Prime Minister Alexis Tsipras on Friday admitted Greek border controls had been overwhelmed by the mass arrival of refugees earlier this year, but insisted all migrants were now being properly documented.
His defence came after the European Commision this week launched legal procedures against Croatia, Greece and Italy for failing to register all migrants in the EU-wide fingerprint database, Eurodac, when they first arrive on the continent.
Tsipras told lawmakers the government had initially been "taken by surprise" by the sheer number of migrants, "but since September there has not been a single arrival who has not been registered."
Registering new arrivals would help with security, as national police forces and Europol can compare fingerprints linked to criminal investigations with those in Eurodac.
Tsipras however said that due to a lack of equipment, fingerprinting migrants and registering the data took "several hours."
The Eurodac Regulation calls for fingerprinting asylum seekers and filing the data within 72 hours.
Tsipras said European countries had to pitch in with more equipment.
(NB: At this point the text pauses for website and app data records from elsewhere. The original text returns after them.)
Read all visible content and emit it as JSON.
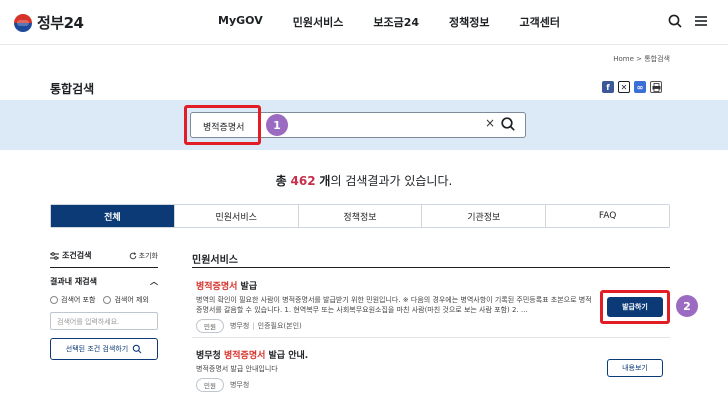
{
  "header": {
    "logo_text": "정부24",
    "nav": [
      "MyGOV",
      "민원서비스",
      "보조금24",
      "정책정보",
      "고객센터"
    ]
  },
  "breadcrumb": {
    "home": "Home",
    "separator": ">",
    "current": "통합검색"
  },
  "page_title": "통합검색",
  "share_icons": [
    "facebook-icon",
    "x-icon",
    "link-icon",
    "print-icon"
  ],
  "search": {
    "value": "병적증명서",
    "clear": "×"
  },
  "steps": {
    "one": "1",
    "two": "2"
  },
  "summary": {
    "prefix": "총",
    "count": "462",
    "unit": "개",
    "suffix": "의 검색결과가 있습니다."
  },
  "tabs": [
    "전체",
    "민원서비스",
    "정책정보",
    "기관정보",
    "FAQ"
  ],
  "filter": {
    "title": "조건검색",
    "reset": "초기화",
    "subtitle": "결과내 재검색",
    "radio_include": "검색어 포함",
    "radio_exclude": "검색어 제외",
    "placeholder": "검색어를 입력하세요.",
    "apply": "선택된 조건 검색하기"
  },
  "results": {
    "section_title": "민원서비스",
    "items": [
      {
        "title_hl": "병적증명서",
        "title_rest": " 발급",
        "desc": "병역의 확인이 필요한 사람이 병적증명서를 발급받기 위한 민원입니다. ※ 다음의 경우에는 병역사항이 기록된 주민등록표 초본으로 병적증명서를 갈음할 수 있습니다. 1. 현역복무 또는 사회복무요원소집을 마친 사람(마친 것으로 보는 사람 포함) 2. …",
        "tag": "민원",
        "org": "병무청",
        "extra": "인증필요(본인)",
        "button": "발급하기"
      },
      {
        "title_pre": "병무청 ",
        "title_hl": "병적증명서",
        "title_rest": " 발급 안내.",
        "desc": "병적증명서 발급 안내입니다",
        "tag": "민원",
        "org": "병무청",
        "button": "내용보기"
      }
    ]
  },
  "colors": {
    "navy": "#0b3a76",
    "highlight": "#d6332a",
    "count": "#c6304a",
    "band": "#dce9f7",
    "annotation_red": "#e31d25",
    "annotation_step": "#9b6bc2"
  }
}
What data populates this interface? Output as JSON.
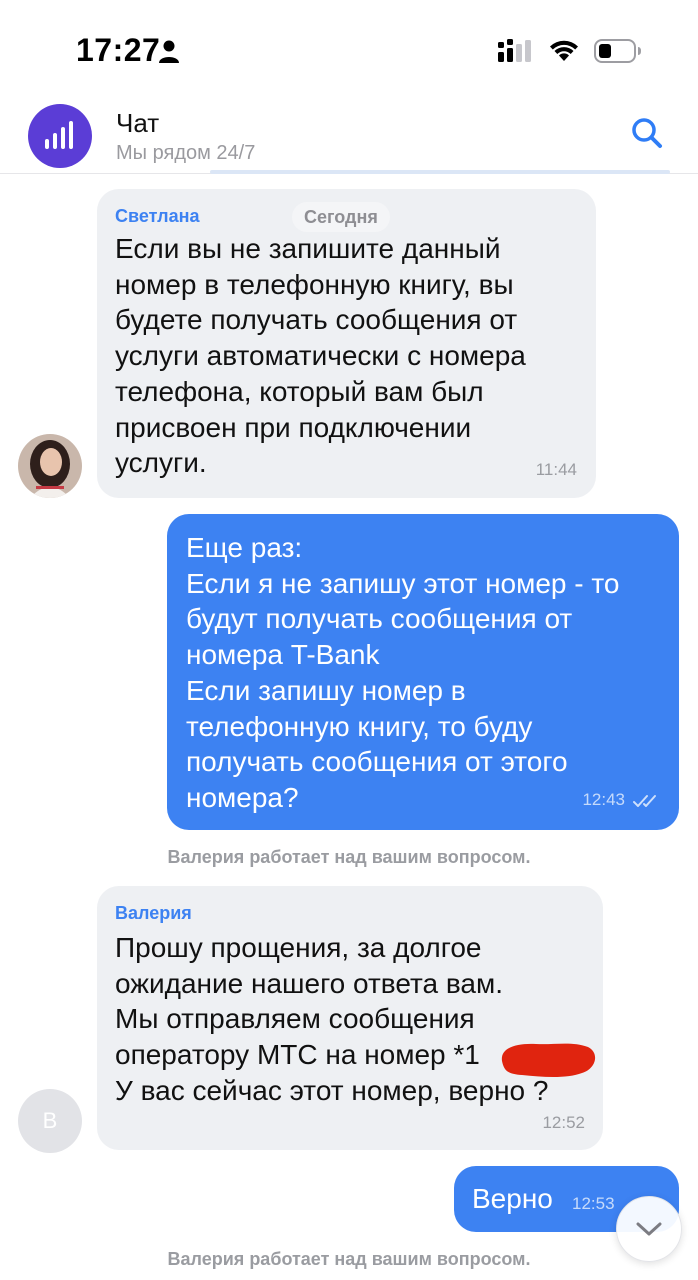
{
  "status_bar": {
    "time": "17:27"
  },
  "header": {
    "title": "Чат",
    "subtitle": "Мы рядом 24/7",
    "avatar_icon": "mts-signal-icon",
    "accent": "#5b3dd6"
  },
  "date_label": "Сегодня",
  "messages": [
    {
      "sender": "Светлана",
      "direction": "in",
      "lines": [
        "Если вы не запишите данный",
        "номер в телефонную книгу, вы",
        "будете получать сообщения от",
        "услуги автоматически с номера",
        "телефона, который вам был",
        "присвоен при подключении",
        "услуги."
      ],
      "time": "11:44"
    },
    {
      "direction": "out",
      "lines": [
        "Еще раз:",
        "Если я не запишу этот номер - то",
        "будут получать сообщения от",
        "номера T-Bank",
        "Если запишу номер в",
        "телефонную книгу, то буду",
        "получать сообщения от этого",
        "номера?"
      ],
      "time": "12:43",
      "status": "read"
    },
    {
      "sender": "Валерия",
      "direction": "in",
      "lines": [
        "Прошу прощения, за долгое",
        "ожидание нашего ответа вам.",
        "Мы отправляем сообщения",
        "оператору МТС на номер *1",
        "У вас сейчас этот номер, верно ?"
      ],
      "time": "12:52",
      "avatar_letter": "В"
    },
    {
      "direction": "out",
      "lines": [
        "Верно"
      ],
      "time": "12:53"
    }
  ],
  "system_notes": [
    "Валерия работает над вашим вопросом.",
    "Валерия работает над вашим вопросом."
  ],
  "colors": {
    "outgoing": "#3d82f2",
    "incoming": "#eef0f3",
    "sender_name": "#3d82f2",
    "redaction": "#e0240f"
  }
}
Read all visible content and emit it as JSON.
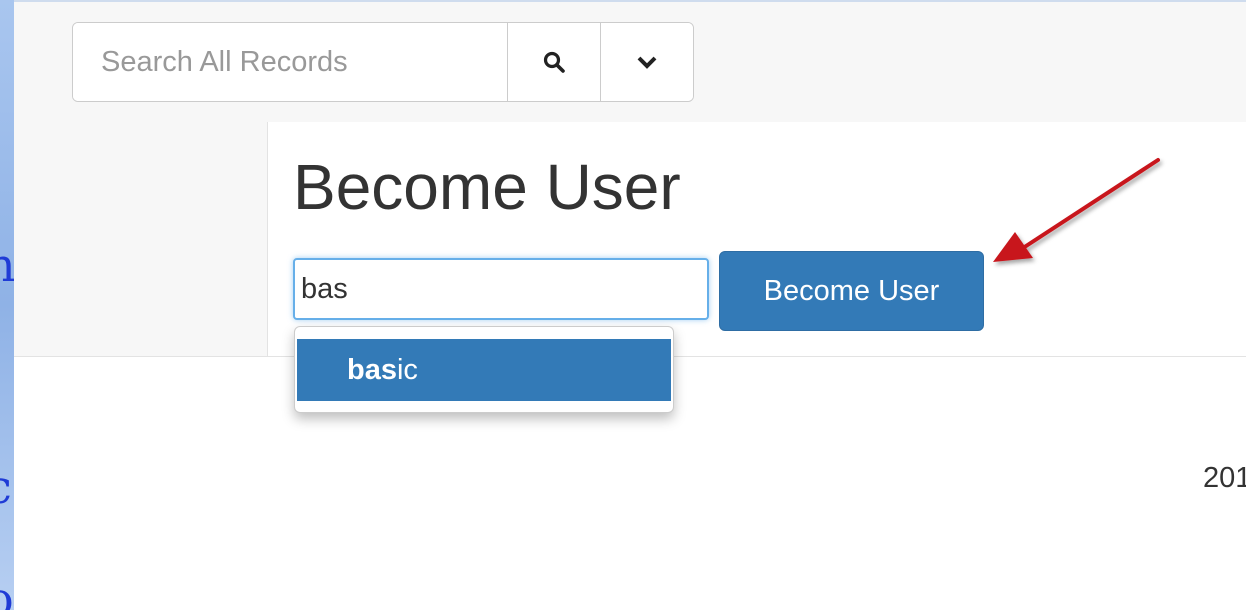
{
  "search": {
    "placeholder": "Search All Records",
    "search_icon": "search-icon",
    "dropdown_icon": "chevron-down-icon"
  },
  "page": {
    "title": "Become User"
  },
  "become_user": {
    "input_value": "bas",
    "button_label": "Become User"
  },
  "autocomplete": {
    "items": [
      {
        "match": "bas",
        "rest": "ic"
      }
    ]
  },
  "footer": {
    "text": "201"
  },
  "annotation": {
    "arrow_color": "#c8161d"
  },
  "background_glyphs": [
    "n",
    "c",
    "o"
  ],
  "colors": {
    "primary": "#337ab7",
    "focus_border": "#66afe9"
  }
}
The foreign ministry said Friday only 39 biometric machines had been provided against 100 demanded.
After revelations that two jihadists involved in the Paris terror attacks slipped into Europe through a Greek island, posing as refugees, Athens has faced heavy scrutiny over its screening of more than 750,000 people who have landed on its shores this year.
Greece on Thursday said it would seek to deport economic migrants, who had been blocked at its border with Macedonia after Skopje clamped down on entry, if they are not entitled to asylum.
"Those without papers, the so-called illegal migrants, have the right to request asylum (or) the right to voluntary repatriation," junior interior minister for migration Yiannis Mouzalas told reporters.
"If they do not request either within 30 days, they will be returned to their countries of origin," he said.